Interface dataset entries

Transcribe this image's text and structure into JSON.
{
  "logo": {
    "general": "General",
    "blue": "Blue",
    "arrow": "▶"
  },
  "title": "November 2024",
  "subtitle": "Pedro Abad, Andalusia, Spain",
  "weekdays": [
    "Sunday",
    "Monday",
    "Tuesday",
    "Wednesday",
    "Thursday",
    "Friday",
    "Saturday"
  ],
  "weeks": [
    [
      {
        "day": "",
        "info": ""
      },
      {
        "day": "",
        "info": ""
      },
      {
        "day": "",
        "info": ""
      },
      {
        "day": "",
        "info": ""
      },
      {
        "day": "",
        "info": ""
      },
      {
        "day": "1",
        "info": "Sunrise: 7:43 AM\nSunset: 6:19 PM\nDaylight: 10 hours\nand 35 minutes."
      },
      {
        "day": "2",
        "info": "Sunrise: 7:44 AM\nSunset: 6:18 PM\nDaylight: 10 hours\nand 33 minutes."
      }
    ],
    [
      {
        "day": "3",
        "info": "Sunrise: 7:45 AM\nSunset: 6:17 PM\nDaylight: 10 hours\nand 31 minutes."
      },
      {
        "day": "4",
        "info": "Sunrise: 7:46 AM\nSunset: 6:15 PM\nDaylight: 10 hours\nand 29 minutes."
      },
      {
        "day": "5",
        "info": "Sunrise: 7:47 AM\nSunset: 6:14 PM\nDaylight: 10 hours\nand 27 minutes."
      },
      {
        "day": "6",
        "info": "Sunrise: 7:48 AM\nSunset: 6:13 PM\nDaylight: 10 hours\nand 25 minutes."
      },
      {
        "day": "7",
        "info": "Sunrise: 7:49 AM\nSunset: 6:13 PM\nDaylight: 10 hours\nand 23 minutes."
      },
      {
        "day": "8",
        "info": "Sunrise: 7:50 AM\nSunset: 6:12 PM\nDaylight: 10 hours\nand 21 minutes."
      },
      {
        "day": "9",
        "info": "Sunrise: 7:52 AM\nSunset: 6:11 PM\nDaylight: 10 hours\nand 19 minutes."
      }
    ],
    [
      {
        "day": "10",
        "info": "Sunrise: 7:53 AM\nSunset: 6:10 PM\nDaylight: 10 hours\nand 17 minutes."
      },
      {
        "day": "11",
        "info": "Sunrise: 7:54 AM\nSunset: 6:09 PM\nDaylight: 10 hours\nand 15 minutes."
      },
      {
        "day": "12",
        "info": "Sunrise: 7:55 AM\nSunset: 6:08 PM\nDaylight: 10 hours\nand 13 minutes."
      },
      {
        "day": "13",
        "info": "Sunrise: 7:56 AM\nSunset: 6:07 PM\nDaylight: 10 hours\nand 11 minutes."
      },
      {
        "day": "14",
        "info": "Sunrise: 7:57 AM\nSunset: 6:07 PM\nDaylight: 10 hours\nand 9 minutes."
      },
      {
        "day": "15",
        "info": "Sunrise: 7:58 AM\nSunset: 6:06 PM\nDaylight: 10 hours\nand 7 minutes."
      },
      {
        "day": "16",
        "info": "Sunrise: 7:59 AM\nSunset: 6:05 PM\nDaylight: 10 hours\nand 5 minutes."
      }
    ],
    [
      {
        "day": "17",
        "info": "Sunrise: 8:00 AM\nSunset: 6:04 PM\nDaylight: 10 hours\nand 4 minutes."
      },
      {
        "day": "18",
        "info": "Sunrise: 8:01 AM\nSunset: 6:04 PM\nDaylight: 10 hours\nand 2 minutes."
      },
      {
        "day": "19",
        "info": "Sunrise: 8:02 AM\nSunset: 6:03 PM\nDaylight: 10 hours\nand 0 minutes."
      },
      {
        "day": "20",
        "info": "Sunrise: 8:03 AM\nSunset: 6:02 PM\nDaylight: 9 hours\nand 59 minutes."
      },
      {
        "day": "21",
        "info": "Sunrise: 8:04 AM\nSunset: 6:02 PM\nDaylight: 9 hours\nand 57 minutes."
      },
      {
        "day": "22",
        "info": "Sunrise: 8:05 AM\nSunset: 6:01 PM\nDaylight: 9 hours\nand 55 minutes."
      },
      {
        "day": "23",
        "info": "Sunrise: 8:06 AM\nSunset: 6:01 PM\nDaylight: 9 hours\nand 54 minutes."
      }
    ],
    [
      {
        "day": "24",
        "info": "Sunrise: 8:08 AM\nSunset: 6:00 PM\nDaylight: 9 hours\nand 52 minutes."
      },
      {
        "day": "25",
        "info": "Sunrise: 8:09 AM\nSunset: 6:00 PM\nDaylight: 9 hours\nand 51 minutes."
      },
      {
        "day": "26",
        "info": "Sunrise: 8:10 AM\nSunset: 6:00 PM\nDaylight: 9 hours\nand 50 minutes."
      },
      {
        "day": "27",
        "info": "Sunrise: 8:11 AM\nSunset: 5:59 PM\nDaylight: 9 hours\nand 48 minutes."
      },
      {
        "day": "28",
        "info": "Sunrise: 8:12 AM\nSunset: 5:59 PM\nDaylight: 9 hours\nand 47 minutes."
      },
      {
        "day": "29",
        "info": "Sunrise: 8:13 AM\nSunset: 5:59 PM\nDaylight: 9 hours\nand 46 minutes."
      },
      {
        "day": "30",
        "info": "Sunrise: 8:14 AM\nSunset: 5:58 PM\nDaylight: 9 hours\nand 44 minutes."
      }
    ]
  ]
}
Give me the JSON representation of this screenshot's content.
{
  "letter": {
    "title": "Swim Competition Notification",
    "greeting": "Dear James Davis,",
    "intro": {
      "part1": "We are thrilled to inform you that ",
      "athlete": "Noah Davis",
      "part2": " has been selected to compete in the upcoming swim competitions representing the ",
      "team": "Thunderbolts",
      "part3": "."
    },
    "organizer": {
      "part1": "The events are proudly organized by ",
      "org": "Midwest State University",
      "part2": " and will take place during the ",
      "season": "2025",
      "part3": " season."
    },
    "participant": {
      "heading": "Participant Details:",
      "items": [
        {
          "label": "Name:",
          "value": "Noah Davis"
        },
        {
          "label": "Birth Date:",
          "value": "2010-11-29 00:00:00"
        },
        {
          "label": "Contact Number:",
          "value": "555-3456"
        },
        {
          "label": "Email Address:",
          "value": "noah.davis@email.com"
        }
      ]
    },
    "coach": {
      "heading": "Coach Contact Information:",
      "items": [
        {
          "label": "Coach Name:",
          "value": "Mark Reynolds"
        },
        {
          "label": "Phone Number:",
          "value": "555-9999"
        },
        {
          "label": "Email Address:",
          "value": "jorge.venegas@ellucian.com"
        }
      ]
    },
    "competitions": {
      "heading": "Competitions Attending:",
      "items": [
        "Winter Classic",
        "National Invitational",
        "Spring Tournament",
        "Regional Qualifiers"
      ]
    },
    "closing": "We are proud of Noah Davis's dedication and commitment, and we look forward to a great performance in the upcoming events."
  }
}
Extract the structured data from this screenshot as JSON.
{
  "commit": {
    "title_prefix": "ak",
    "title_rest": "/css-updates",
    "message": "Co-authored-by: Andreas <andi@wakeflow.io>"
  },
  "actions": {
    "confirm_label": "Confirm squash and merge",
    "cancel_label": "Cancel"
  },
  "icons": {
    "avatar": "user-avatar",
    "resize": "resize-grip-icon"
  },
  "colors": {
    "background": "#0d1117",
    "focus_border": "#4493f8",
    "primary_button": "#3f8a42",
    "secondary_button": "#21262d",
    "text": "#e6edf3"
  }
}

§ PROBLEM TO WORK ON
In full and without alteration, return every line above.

§ SOLUTION FOR THIS PROBLEM
Transcribe this image's text and structure into JSON.
{
  "logo": {
    "general": "General",
    "blue": "Blue",
    "arrow": "▶"
  },
  "title": "November 2024",
  "subtitle": "Pedro Abad, Andalusia, Spain",
  "weekdays": [
    "Sunday",
    "Monday",
    "Tuesday",
    "Wednesday",
    "Thursday",
    "Friday",
    "Saturday"
  ],
  "weeks": [
    [
      {
        "day": "",
        "info": ""
      },
      {
        "day": "",
        "info": ""
      },
      {
        "day": "",
        "info": ""
      },
      {
        "day": "",
        "info": ""
      },
      {
        "day": "",
        "info": ""
      },
      {
        "day": "1",
        "info": "Sunrise: 7:43 AM\nSunset: 6:19 PM\nDaylight: 10 hours\nand 35 minutes."
      },
      {
        "day": "2",
        "info": "Sunrise: 7:44 AM\nSunset: 6:18 PM\nDaylight: 10 hours\nand 33 minutes."
      }
    ],
    [
      {
        "day": "3",
        "info": "Sunrise: 7:45 AM\nSunset: 6:17 PM\nDaylight: 10 hours\nand 31 minutes."
      },
      {
        "day": "4",
        "info": "Sunrise: 7:46 AM\nSunset: 6:15 PM\nDaylight: 10 hours\nand 29 minutes."
      },
      {
        "day": "5",
        "info": "Sunrise: 7:47 AM\nSunset: 6:14 PM\nDaylight: 10 hours\nand 27 minutes."
      },
      {
        "day": "6",
        "info": "Sunrise: 7:48 AM\nSunset: 6:13 PM\nDaylight: 10 hours\nand 25 minutes."
      },
      {
        "day": "7",
        "info": "Sunrise: 7:49 AM\nSunset: 6:13 PM\nDaylight: 10 hours\nand 23 minutes."
      },
      {
        "day": "8",
        "info": "Sunrise: 7:50 AM\nSunset: 6:12 PM\nDaylight: 10 hours\nand 21 minutes."
      },
      {
        "day": "9",
        "info": "Sunrise: 7:52 AM\nSunset: 6:11 PM\nDaylight: 10 hours\nand 19 minutes."
      }
    ],
    [
      {
        "day": "10",
        "info": "Sunrise: 7:53 AM\nSunset: 6:10 PM\nDaylight: 10 hours\nand 17 minutes."
      },
      {
        "day": "11",
        "info": "Sunrise: 7:54 AM\nSunset: 6:09 PM\nDaylight: 10 hours\nand 15 minutes."
      },
      {
        "day": "12",
        "info": "Sunrise: 7:55 AM\nSunset: 6:08 PM\nDaylight: 10 hours\nand 13 minutes."
      },
      {
        "day": "13",
        "info": "Sunrise: 7:56 AM\nSunset: 6:07 PM\nDaylight: 10 hours\nand 11 minutes."
      },
      {
        "day": "14",
        "info": "Sunrise: 7:57 AM\nSunset: 6:07 PM\nDaylight: 10 hours\nand 9 minutes."
      },
      {
        "day": "15",
        "info": "Sunrise: 7:58 AM\nSunset: 6:06 PM\nDaylight: 10 hours\nand 7 minutes."
      },
      {
        "day": "16",
        "info": "Sunrise: 7:59 AM\nSunset: 6:05 PM\nDaylight: 10 hours\nand 5 minutes."
      }
    ],
    [
      {
        "day": "17",
        "info": "Sunrise: 8:00 AM\nSunset: 6:04 PM\nDaylight: 10 hours\nand 4 minutes."
      },
      {
        "day": "18",
        "info": "Sunrise: 8:01 AM\nSunset: 6:04 PM\nDaylight: 10 hours\nand 2 minutes."
      },
      {
        "day": "19",
        "info": "Sunrise: 8:02 AM\nSunset: 6:03 PM\nDaylight: 10 hours\nand 0 minutes."
      },
      {
        "day": "20",
        "info": "Sunrise: 8:03 AM\nSunset: 6:02 PM\nDaylight: 9 hours\nand 59 minutes."
      },
      {
        "day": "21",
        "info": "Sunrise: 8:04 AM\nSunset: 6:02 PM\nDaylight: 9 hours\nand 57 minutes."
      },
      {
        "day": "22",
        "info": "Sunrise: 8:05 AM\nSunset: 6:01 PM\nDaylight: 9 hours\nand 55 minutes."
      },
      {
        "day": "23",
        "info": "Sunrise: 8:06 AM\nSunset: 6:01 PM\nDaylight: 9 hours\nand 54 minutes."
      }
    ],
    [
      {
        "day": "24",
        "info": "Sunrise: 8:08 AM\nSunset: 6:00 PM\nDaylight: 9 hours\nand 52 minutes."
      },
      {
        "day": "25",
        "info": "Sunrise: 8:09 AM\nSunset: 6:00 PM\nDaylight: 9 hours\nand 51 minutes."
      },
      {
        "day": "26",
        "info": "Sunrise: 8:10 AM\nSunset: 6:00 PM\nDaylight: 9 hours\nand 50 minutes."
      },
      {
        "day": "27",
        "info": "Sunrise: 8:11 AM\nSunset: 5:59 PM\nDaylight: 9 hours\nand 48 minutes."
      },
      {
        "day": "28",
        "info": "Sunrise: 8:12 AM\nSunset: 5:59 PM\nDaylight: 9 hours\nand 47 minutes."
      },
      {
        "day": "29",
        "info": "Sunrise: 8:13 AM\nSunset: 5:59 PM\nDaylight: 9 hours\nand 46 minutes."
      },
      {
        "day": "30",
        "info": "Sunrise: 8:14 AM\nSunset: 5:58 PM\nDaylight: 9 hours\nand 44 minutes."
      }
    ]
  ]
}
Give me the JSON representation of this screenshot's content.
{
  "letter": {
    "title": "Swim Competition Notification",
    "greeting": "Dear James Davis,",
    "intro": {
      "part1": "We are thrilled to inform you that ",
      "athlete": "Noah Davis",
      "part2": " has been selected to compete in the upcoming swim competitions representing the ",
      "team": "Thunderbolts",
      "part3": "."
    },
    "organizer": {
      "part1": "The events are proudly organized by ",
      "org": "Midwest State University",
      "part2": " and will take place during the ",
      "season": "2025",
      "part3": " season."
    },
    "participant": {
      "heading": "Participant Details:",
      "items": [
        {
          "label": "Name:",
          "value": "Noah Davis"
        },
        {
          "label": "Birth Date:",
          "value": "2010-11-29 00:00:00"
        },
        {
          "label": "Contact Number:",
          "value": "555-3456"
        },
        {
          "label": "Email Address:",
          "value": "noah.davis@email.com"
        }
      ]
    },
    "coach": {
      "heading": "Coach Contact Information:",
      "items": [
        {
          "label": "Coach Name:",
          "value": "Mark Reynolds"
        },
        {
          "label": "Phone Number:",
          "value": "555-9999"
        },
        {
          "label": "Email Address:",
          "value": "jorge.venegas@ellucian.com"
        }
      ]
    },
    "competitions": {
      "heading": "Competitions Attending:",
      "items": [
        "Winter Classic",
        "National Invitational",
        "Spring Tournament",
        "Regional Qualifiers"
      ]
    },
    "closing": "We are proud of Noah Davis's dedication and commitment, and we look forward to a great performance in the upcoming events."
  }
}
Extract the structured data from this screenshot as JSON.
{
  "commit": {
    "title_prefix": "ak",
    "title_rest": "/css-updates",
    "message": "Co-authored-by: Andreas <andi@wakeflow.io>"
  },
  "actions": {
    "confirm_label": "Confirm squash and merge",
    "cancel_label": "Cancel"
  },
  "icons": {
    "avatar": "user-avatar",
    "resize": "resize-grip-icon"
  },
  "colors": {
    "background": "#0d1117",
    "focus_border": "#4493f8",
    "primary_button": "#3f8a42",
    "secondary_button": "#21262d",
    "text": "#e6edf3"
  }
}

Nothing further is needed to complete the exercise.